__PROBLEM TO SOLVE__
Please print out the entries below unchanged and skip the images.

(Data about app and page elements)
______

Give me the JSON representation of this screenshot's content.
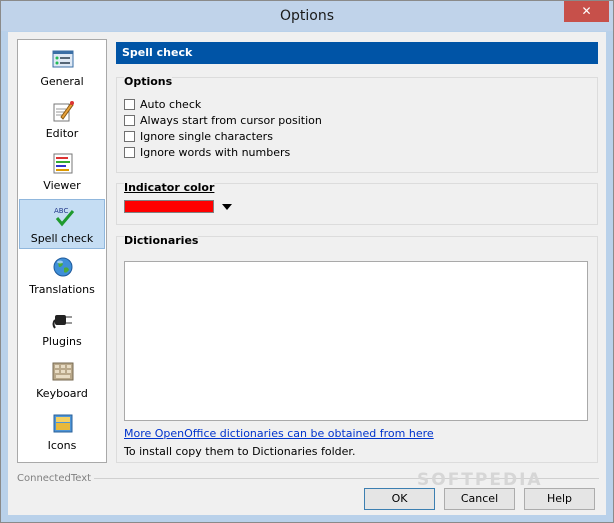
{
  "window": {
    "title": "Options",
    "close_glyph": "✕"
  },
  "sidebar": {
    "items": [
      {
        "label": "General",
        "icon": "general-icon"
      },
      {
        "label": "Editor",
        "icon": "editor-icon"
      },
      {
        "label": "Viewer",
        "icon": "viewer-icon"
      },
      {
        "label": "Spell check",
        "icon": "spell-check-icon",
        "selected": true,
        "icon_text": "ABC"
      },
      {
        "label": "Translations",
        "icon": "globe-icon"
      },
      {
        "label": "Plugins",
        "icon": "plug-icon"
      },
      {
        "label": "Keyboard",
        "icon": "keyboard-icon"
      },
      {
        "label": "Icons",
        "icon": "folder-icon"
      }
    ]
  },
  "panel": {
    "header": "Spell check",
    "options": {
      "title": "Options",
      "checkboxes": [
        {
          "label": "Auto check",
          "checked": false
        },
        {
          "label": "Always start from cursor position",
          "checked": false
        },
        {
          "label": "Ignore single characters",
          "checked": false
        },
        {
          "label": "Ignore words with numbers",
          "checked": false
        }
      ]
    },
    "indicator": {
      "title": "Indicator color",
      "color": "#ff0000"
    },
    "dictionaries": {
      "title": "Dictionaries",
      "link": "More OpenOffice dictionaries can be obtained from here",
      "note": "To install copy them to Dictionaries folder."
    }
  },
  "footer": {
    "brand": "ConnectedText",
    "ok": "OK",
    "cancel": "Cancel",
    "help": "Help",
    "watermark": "SOFTPEDIA"
  },
  "colors": {
    "header_bg": "#0054a6",
    "selected_bg": "#c5ddf3",
    "titlebar": "#c0d3ea",
    "close": "#c7504a"
  }
}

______

__EXERCISE RESULT__
Give me the JSON representation of this screenshot's content.
{
  "window": {
    "title": "Options",
    "close_glyph": "✕"
  },
  "sidebar": {
    "items": [
      {
        "label": "General",
        "icon": "general-icon"
      },
      {
        "label": "Editor",
        "icon": "editor-icon"
      },
      {
        "label": "Viewer",
        "icon": "viewer-icon"
      },
      {
        "label": "Spell check",
        "icon": "spell-check-icon",
        "selected": true,
        "icon_text": "ABC"
      },
      {
        "label": "Translations",
        "icon": "globe-icon"
      },
      {
        "label": "Plugins",
        "icon": "plug-icon"
      },
      {
        "label": "Keyboard",
        "icon": "keyboard-icon"
      },
      {
        "label": "Icons",
        "icon": "folder-icon"
      }
    ]
  },
  "panel": {
    "header": "Spell check",
    "options": {
      "title": "Options",
      "checkboxes": [
        {
          "label": "Auto check",
          "checked": false
        },
        {
          "label": "Always start from cursor position",
          "checked": false
        },
        {
          "label": "Ignore single characters",
          "checked": false
        },
        {
          "label": "Ignore words with numbers",
          "checked": false
        }
      ]
    },
    "indicator": {
      "title": "Indicator color",
      "color": "#ff0000"
    },
    "dictionaries": {
      "title": "Dictionaries",
      "link": "More OpenOffice dictionaries can be obtained from here",
      "note": "To install copy them to Dictionaries folder."
    }
  },
  "footer": {
    "brand": "ConnectedText",
    "ok": "OK",
    "cancel": "Cancel",
    "help": "Help",
    "watermark": "SOFTPEDIA"
  },
  "colors": {
    "header_bg": "#0054a6",
    "selected_bg": "#c5ddf3",
    "titlebar": "#c0d3ea",
    "close": "#c7504a"
  }
}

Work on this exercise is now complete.